"If it turns out that the higher performance or higher throughput of the larger instruments is needed, we would go there if we had to," Kruppa said. "But it would be great if we could find more clinical diagnostic tests that could be implemented on the Biotyper platform."

Beyond indicating Bruker's new direction for the Biotyper, the UVic deal represents another example of MALDI's growing potential as a technology for clinical proteomics.

Broadly speaking, the field has viewed multiple-reaction monitoring mass spec on triple quadrupole instruments as the likeliest route for mass spec-based proteomics to move into clinical applications, with MALDI traditionally being dismissed due to concerns about its sensitivity and reproducibility.

However, recent work both by Borchers' group and a separate team including his UVic colleague Terry Pearson, SISCAPA Assay Technologies CEO Leigh Anderson, and Bruker researchers – which also used the Biotyper for some assays – has demonstrated that the technology can be used for sensitive and highly reproducible protein quantitation, with coefficients of variation below five percent (PM 1/30/2012).

In fact, despite his significant experience with and investment in triple quad-based MRM-MS assays through his position at UVic and at MRM Proteomics, Borchers said that he believes MALDI, not MRM-MS is currently the most suitable technology for clinical proteomics.

MRM-MS has made great strides recently toward clinical viability, with the proteomics diagnostic firms Applied Proteomics and Sera Prognostics adopting the technology for their tests (PM 3/29/2013). However, said Borchers, MALDI remains a simpler, more robust method.

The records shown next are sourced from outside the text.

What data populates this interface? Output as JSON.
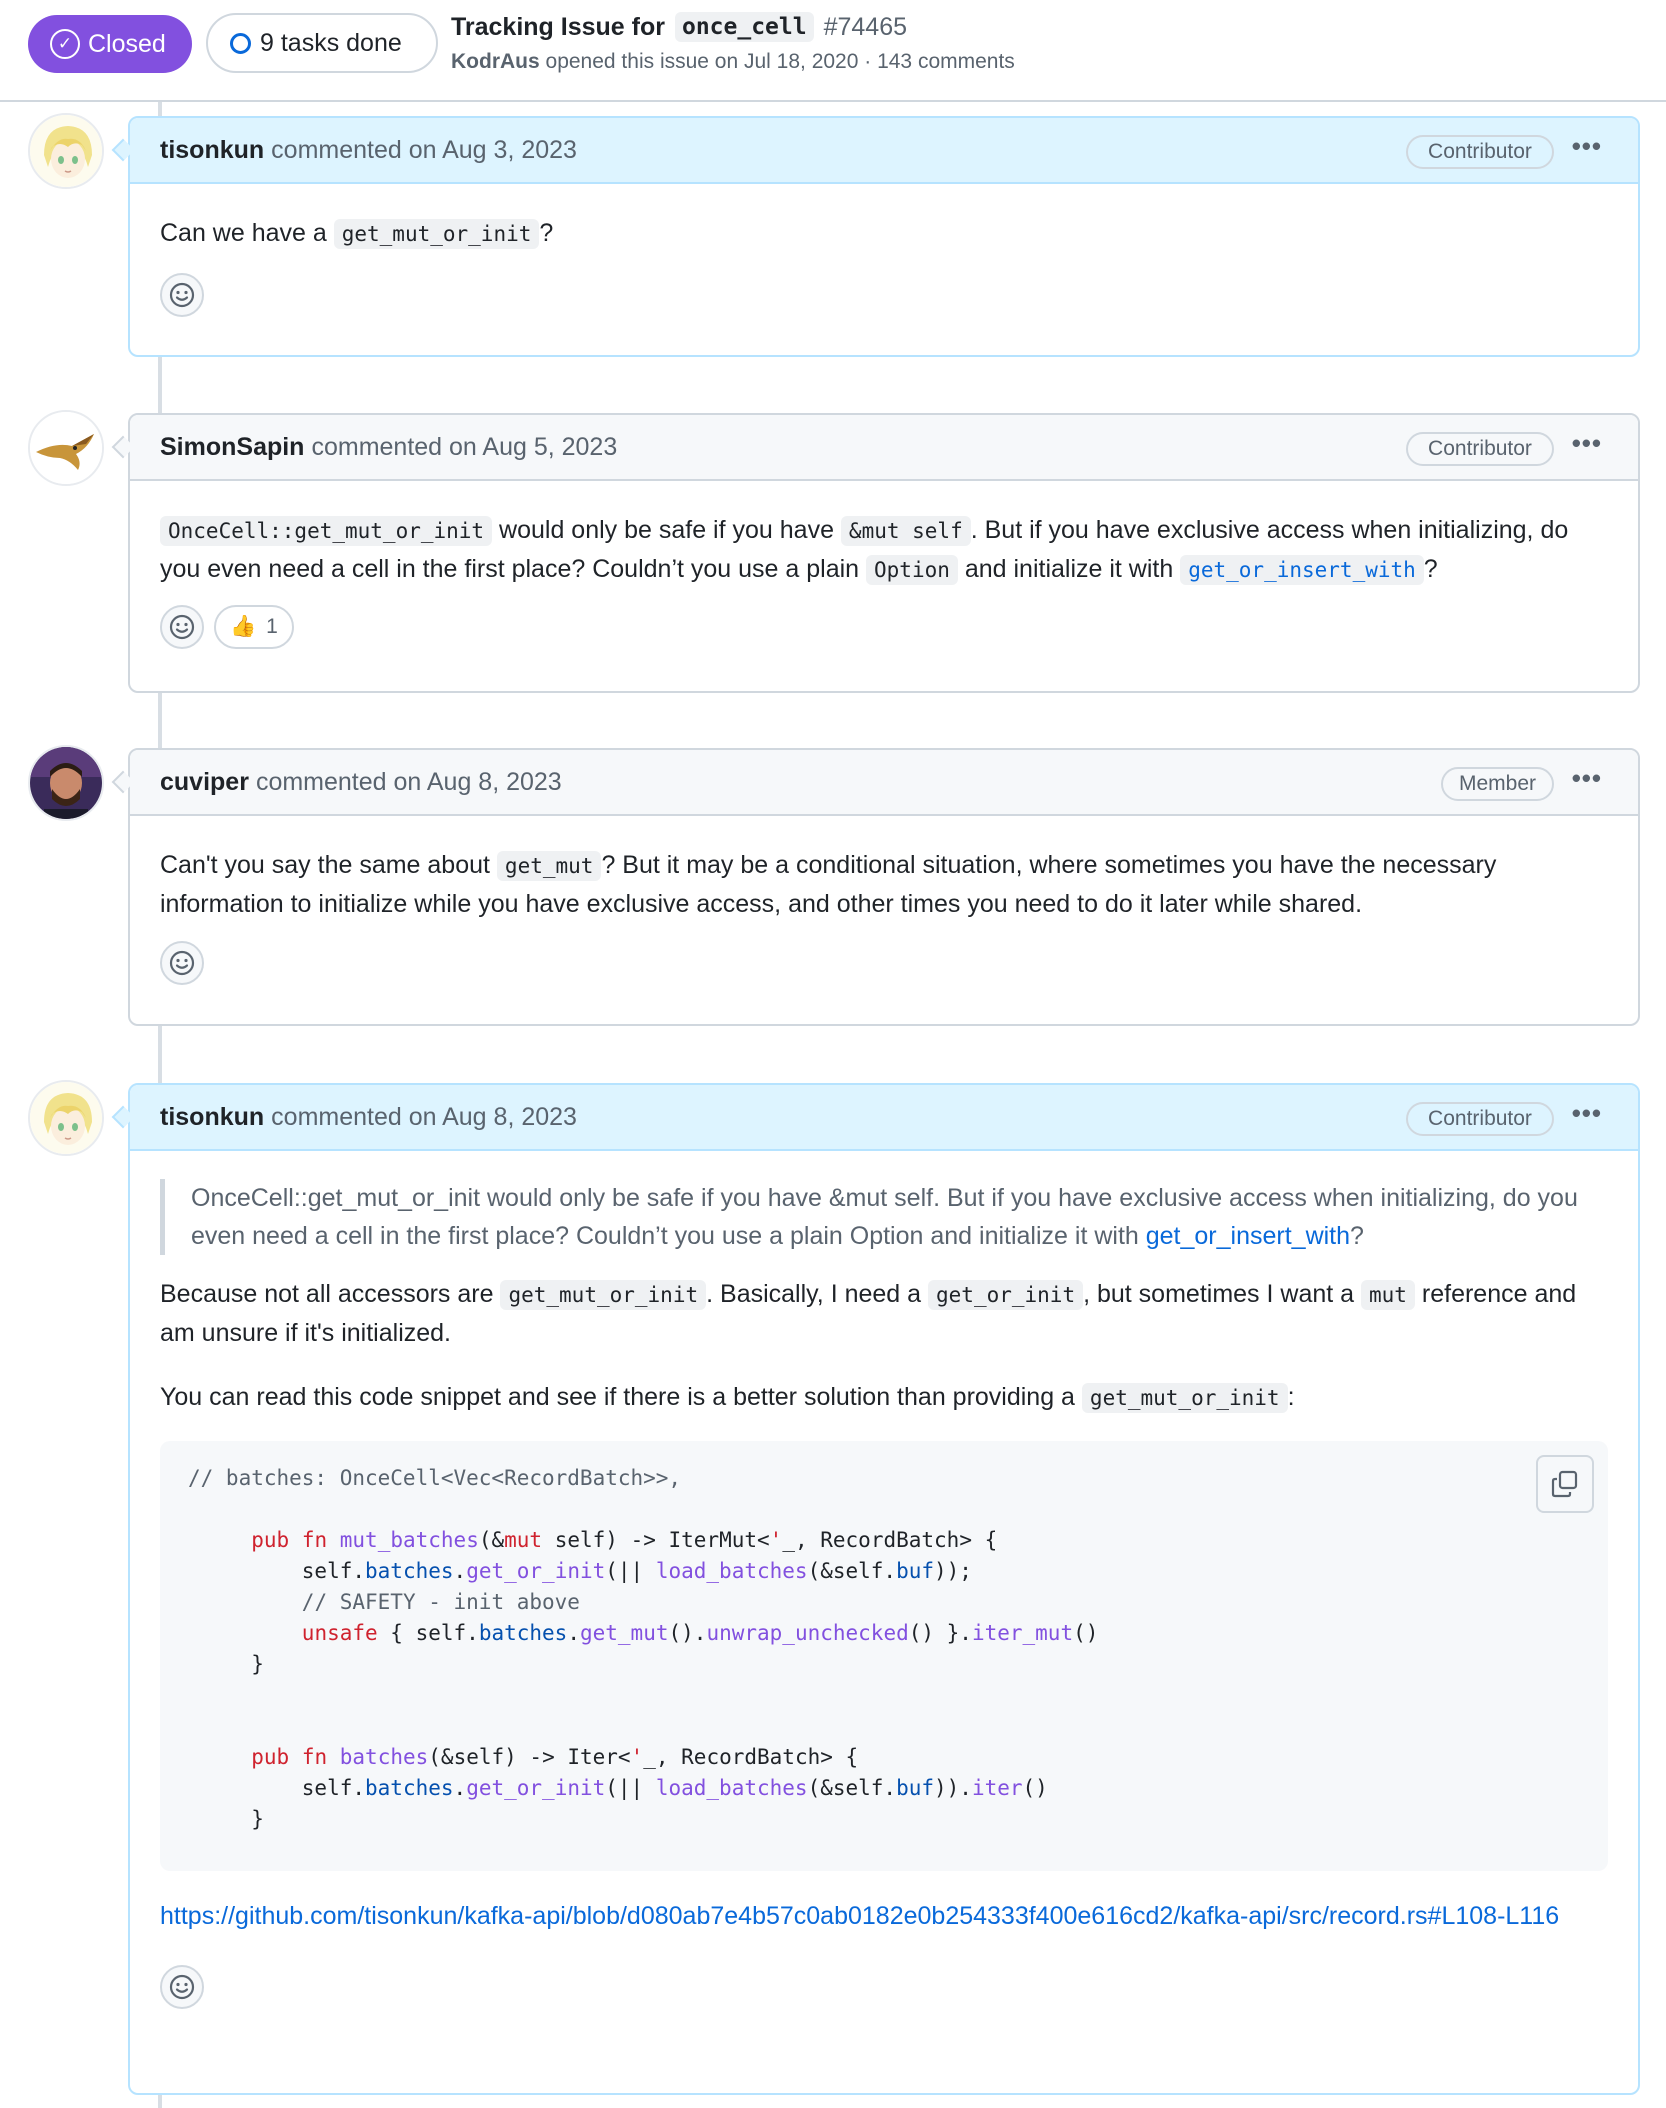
{
  "issue": {
    "state_label": "Closed",
    "tasks_label": "9 tasks done",
    "title_prefix": "Tracking Issue for",
    "title_code": "once_cell",
    "number": "#74465",
    "meta_author": "KodrAus",
    "meta_text": "opened this issue on Jul 18, 2020 · 143 comments",
    "colors": {
      "closed_purple": "#8250df",
      "link_blue": "#0969da",
      "own_header": "#ddf4ff"
    }
  },
  "comments": [
    {
      "author": "tisonkun",
      "date_text": "commented on Aug 3, 2023",
      "role": "Contributor",
      "body": {
        "t1": "Can we have a",
        "c1": "get_mut_or_init",
        "t2": "?"
      },
      "avatar_icon": "anime-avatar-icon"
    },
    {
      "author": "SimonSapin",
      "date_text": "commented on Aug 5, 2023",
      "role": "Contributor",
      "body": {
        "c1": "OnceCell::get_mut_or_init",
        "t1": "would only be safe if you have",
        "c2": "&mut self",
        "t2": ". But if you have exclusive access when initializing, do you even need a cell in the first place? Couldn’t you use a plain",
        "c3": "Option",
        "t3": "and initialize it with",
        "c4": "get_or_insert_with",
        "t4": "?"
      },
      "reaction": {
        "icon": "thumbs-up-icon",
        "glyph": "👍",
        "count": "1"
      },
      "avatar_icon": "bird-avatar-icon"
    },
    {
      "author": "cuviper",
      "date_text": "commented on Aug 8, 2023",
      "role": "Member",
      "body": {
        "t1": "Can't you say the same about",
        "c1": "get_mut",
        "t2": "? But it may be a conditional situation, where sometimes you have the necessary information to initialize while you have exclusive access, and other times you need to do it later while shared."
      },
      "avatar_icon": "photo-avatar-icon"
    },
    {
      "author": "tisonkun",
      "date_text": "commented on Aug 8, 2023",
      "role": "Contributor",
      "quote": {
        "text": "OnceCell::get_mut_or_init would only be safe if you have &mut self. But if you have exclusive access when initializing, do you even need a cell in the first place? Couldn’t you use a plain Option and initialize it with",
        "link": "get_or_insert_with",
        "end": "?"
      },
      "p1": {
        "t1": "Because not all accessors are",
        "c1": "get_mut_or_init",
        "t2": ". Basically, I need a",
        "c2": "get_or_init",
        "t3": ", but sometimes I want a",
        "c3": "mut",
        "t4": "reference and am unsure if it's initialized."
      },
      "p2": {
        "t1": "You can read this code snippet and see if there is a better solution than providing a",
        "c1": "get_mut_or_init",
        "t2": ":"
      },
      "code": {
        "line1": "// batches: OnceCell<Vec<RecordBatch>>,",
        "line2": "pub fn mut_batches(&mut self) -> IterMut<'_, RecordBatch> {",
        "line3": "self.batches.get_or_init(|| load_batches(&self.buf));",
        "line4": "// SAFETY - init above",
        "line5": "unsafe { self.batches.get_mut().unwrap_unchecked() }.iter_mut()",
        "line6": "}",
        "line7": "pub fn batches(&self) -> Iter<'_, RecordBatch> {",
        "line8": "self.batches.get_or_init(|| load_batches(&self.buf)).iter()",
        "line9": "}"
      },
      "link": "https://github.com/tisonkun/kafka-api/blob/d080ab7e4b57c0ab0182e0b254333f400e616cd2/kafka-api/src/record.rs#L108-L116",
      "avatar_icon": "anime-avatar-icon"
    }
  ]
}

Perhaps more importantly, it retains an advantage over MRM-MS in terms of throughput. While rapid chromatography systems can allow researchers to run hundreds of samples per day via MRM-MS, MALDI analysis can be done offline of sample prep and separations, allowing researchers to batch process thousands of samples per day, Borchers said.

He noted that he and his colleagues are currently in the process of validating an iMALDI assay for angiotensin I, which is used as a measure of plasma renin activity, a marker of primary aldosteronism. The assay, he said, appeared to correlate very well with radioimmunoassays for angiotensin I, the current gold standard, and was able to quantitate the protein at low picograms per mL levels.

In addition to its work with Borchers, Bruker is involved in several other clinical mass spec collaborations, including work with the aforementioned Pearson and Anderson-led team on SISCAPA-based clinical MALDI assays.

And, last week, the company announced a collaboration agreement with companion diagnostics firm Biodesix, whose proteomic Veristrat test for identifying likely responders to various cancer therapies runs on a platform based on Bruker's Autoflex and Ultraflextreme MALDI instruments (PM 4/12/2013).